Sub DisplayMedian()
    MsgBox Application.WorksheetFunction.Median(4, 17, 53, 94)
End Sub

When you run this code, the median of the numbers 4, 17, 53, and 94 is displayed. The message box displays 35, the midpoint between 17 and 53.

Not all worksheet functions can be used in Visual Basic for Applications in this way. For a list of supported functions, see the "List of Worksheet Functions Available in Visual Basic" topic in the Microsoft Excel Visual Basic Reference Help.

In Microsoft Excel 2000, you can create an interactive spreadsheet in a Web page. As in Excel, worksheet functions can also be used in these Web page spreadsheets, and in the scripts used to automate the controls on these pages. However, the method used to access these functions in script differs from the method used in VBA.

Let's take a look at some Visual Basic Scripting Edition (VBScript) code in a Web page. Type or paste the following HTML code into a new file and save it as Function.htm.

<html xmlns:v="urn:schemas-microsoft-com:vml"
    xmlns="-//W3C//DTD HTML 4.0//EN">
<body onload="FunWithFunctions()">
<object id="MySpreadsheet"
<script language=VBScript>
Sub FunWithFunctions()
    MsgBox MySpreadsheet.ActiveSheet.Eval("=Median(4, 17, 53, 94)")
End Sub

Next, open Function.htm in your Internet Explorer Web browser. Notice that the onload attribute in the body HTML tag specifies that the FunWithFunctions subroutine should be executed when the document is opened in the browser. In the subroutine, the MEDIAN worksheet function formula specified in the string argument to the Eval method is evaluated, and the median of 4, 17, 53, and 94 is displayed. The message box displays 35, the midpoint of 17 and 53.

Again, not all worksheet functions are supported. For a list of worksheet functions that are supported by the Spreadsheet component, click the Help button in the Microsoft Office Spreadsheet component when Function.htm is displayed in your Web browser, and click the "Spreadsheet function categories" topic under the "Working with Functions" category.

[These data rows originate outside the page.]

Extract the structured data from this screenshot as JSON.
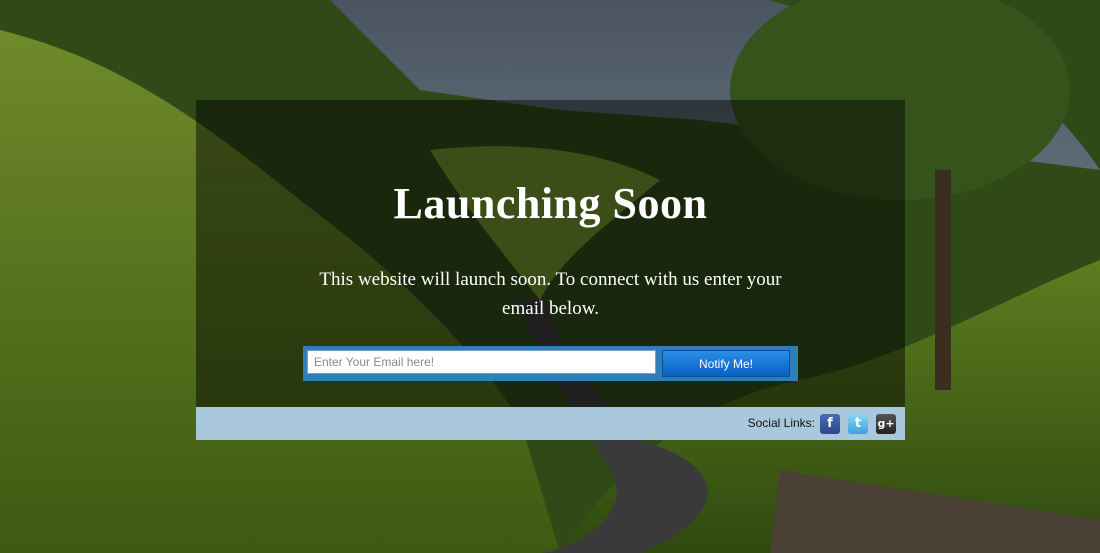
{
  "hero": {
    "title": "Launching Soon",
    "description": "This website will launch soon. To connect with us enter your email below."
  },
  "signup": {
    "email_placeholder": "Enter Your Email here!",
    "email_value": "",
    "notify_label": "Notify Me!"
  },
  "social": {
    "label": "Social Links:",
    "links": [
      {
        "name": "facebook-icon",
        "glyph": "f"
      },
      {
        "name": "twitter-icon",
        "glyph": "t"
      },
      {
        "name": "google-plus-icon",
        "glyph": "g+"
      }
    ]
  },
  "colors": {
    "panel_overlay": "#000000",
    "form_frame": "#2e7fb6",
    "button": "#0a6fd6",
    "social_bar": "#a9c8dc"
  }
}
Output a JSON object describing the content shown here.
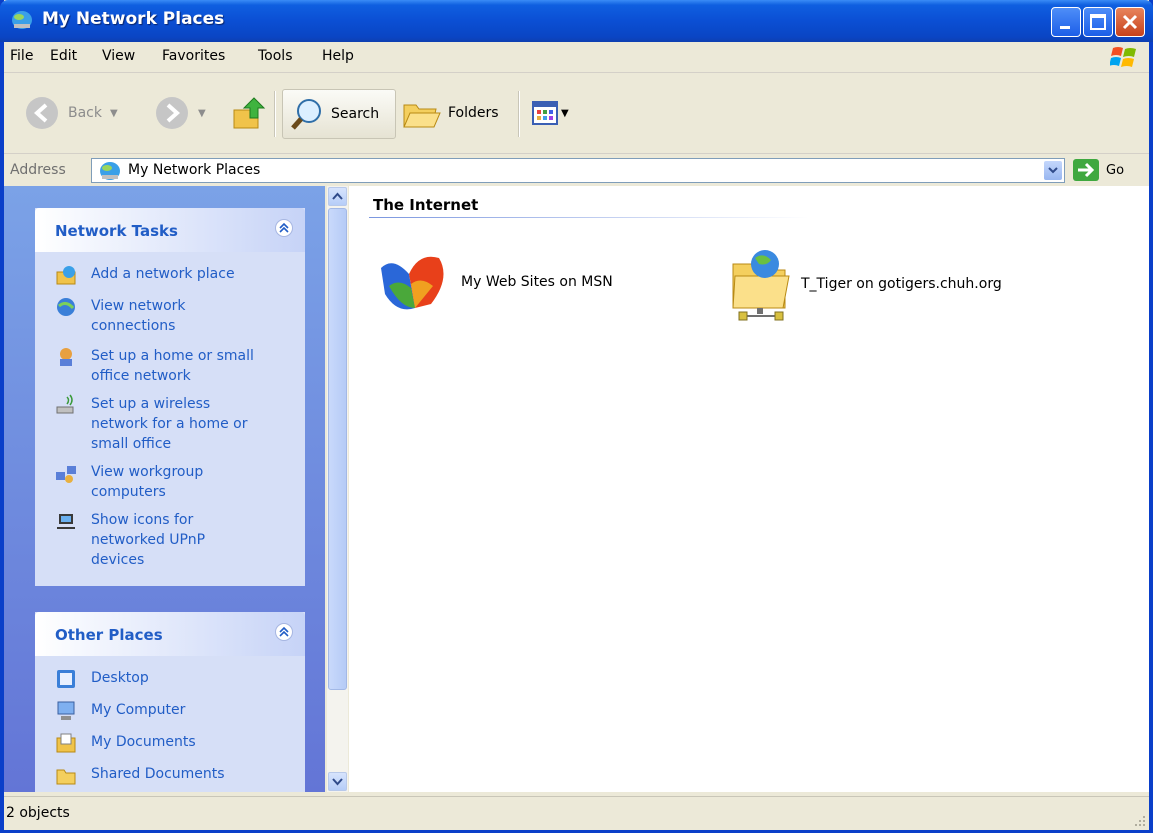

What if you want to use values from other functions, expressions, or variables that can change at run time? Let's change the Visual Basic for Applications code we mentioned earlier, as follows:

Sub DisplayMedian()
    Dim intValue As Integer
    intValue = 53
    MsgBox Application.WorksheetFunction _
        .Median(4, ActiveSheet.Range("A1").Value, _
            intValue, 94)
End Sub

Enter the value 17 in cell A1 of the active worksheet and run this code. The median of 4, the numeric value of cell A1, the value of the intValue integer variable, and 94 is displayed. The message box displays 35, the average of 17 and 53.

As you can see, using expressions and variables as arguments is pretty straightforward. Merely enter the expressions and variables in the argument list of the worksheet function call.

Now let's take a look at how we do this in the Web page we created earlier. In Function.htm, change the VBScript code as follows:

Sub FunWithFunctions()
    Dim intValue
    MySpreadsheet.ActiveSheet.Range("A1").Value = 17
    intValue = 53
    MsgBox MySpreadsheet.ActiveSheet _
        .Eval("=Median(4, " & _
        MySpreadsheet.ActiveSheet.Range("A1").Value & _
        "," & intValue & ", 94)")
End Sub

Open or refresh Function.htm in your Web browser. The value in cell A1 is 17, and the value of variable intValue is 53. Again, we want to display the median of 4, the numeric value of cell A1, the value of the intValue variable, and 94. The message box displays 35, the average of 17 and 53. Note that you have to construct the MEDIAN function formula string in order for the Eval method to evaluate it.